- Divestitures by their very nature require extreme agility. Their unforgiving timelines, coupled with waning cooperation between parties and conflicting interests make for an unstable environment. During the carve-out, staff will be split, shuffled, realigned and reassigned, generating new vacancies and a sudden surge in demand for personnel. In these situations, just-in-time recruitment is impractical, and leadership must plan ahead in order to move fast.
- Technology landscapes in most organizations are highly complex and interdependent. This means the IT component of a carve-out is, more often than not, a complicated and nuanced process. However, documentation is usually sparse or outdated, so this portion of the carve-out relies entirely on those few superstar employees with complete institutional knowledge.
Successful Divestitures — the FAST Way
The list of obstacles may seem overwhelming but, with careful planning and the right mindset, successful divestitures are within any organization’s grasp. The leaders orchestrating the carve-out must think holistically, planning each portion, including the technological elements, in context of the business as a whole in order to satisfy stakeholders’ expectations. They must also think in “win-win” terms, developing solutions and recommendations that are beneficial for both the parent and the divested business.
But, most importantly, these organizations must think FAST. The FAST process is a Framework for Accelerated Separation of Technology, and its five tenets are as follows:
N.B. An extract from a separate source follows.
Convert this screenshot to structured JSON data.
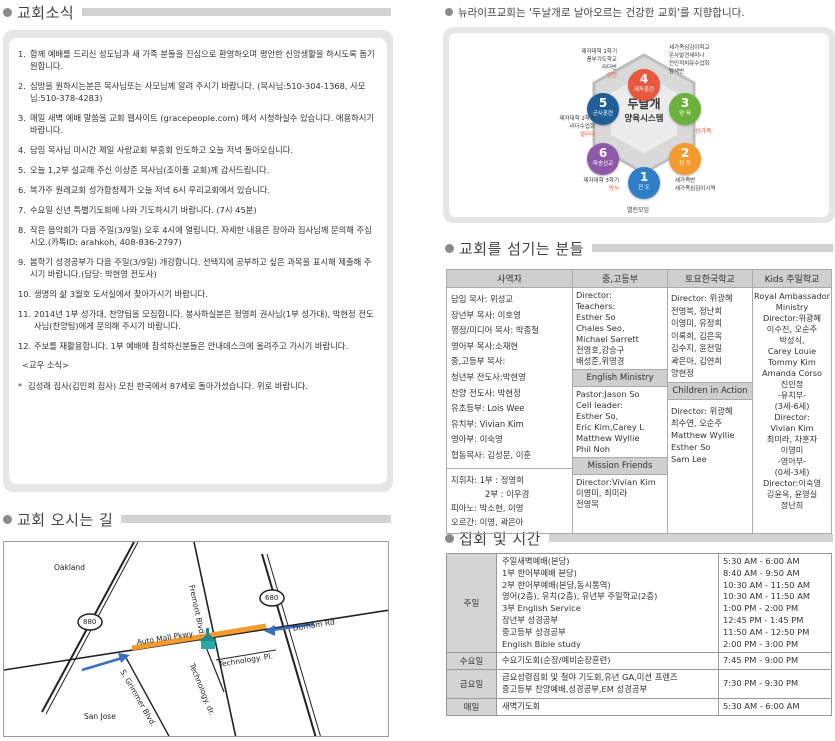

- Due Diligence
- Identify the technology needs of both the parent and divested business
- Analyze the current IT systems and infrastructure
- Identify the IT systems that need to be migrated, and any new ones to be built or acquired
- Detailed Separation Planning
- Plan out the vision for each milestone in the process timeline — Day One, Week One, End of Month, End of Quarter, and End of Year
- Develop timelines for migrating or implementing systems, accounting for interdependencies
- Identify resource needs — human and capital — and arrange fulfillment ahead of time
- Iterative Cut-Over
- Perform iterative carve-out of systems and data, testing along the way to identify problems early on
- Keep parallel systems live and perform any tuning necessary throughout the process
- Perform necessary deprecations and “switch offs” at the parent system
- Post Go-Live Support
- Establish repair and maintenance support ahead of time
- Ensure business continuity
- Train and support business users
- Eliminate redundancies and control stranded costs
- Further optimize infrastructure and technology landscape
- Implement enhancements identified throughout the carve-out
The FAST process is based on 20 years of experience guiding Fortune 500 companies and state and local governments through divestitures with complex technology components. When combined with the leadership’s intuition, and customized to the organization’s particular needs, this process provides the cornerstones for a successful technology carve-out.
Karthik Agarwal is a client engagement director at Y&L Consulting, Inc. headquartered in San Antonio. Karthik has successfully led large multi-national teams for numerous Fortune 500 firms, non-profits and government entities on complex, high visibility IT projects. Y&L Consulting is a comprehensive IT services and solutions company specializing in Application Development, Information Management/BI, and IT Help Desk Services.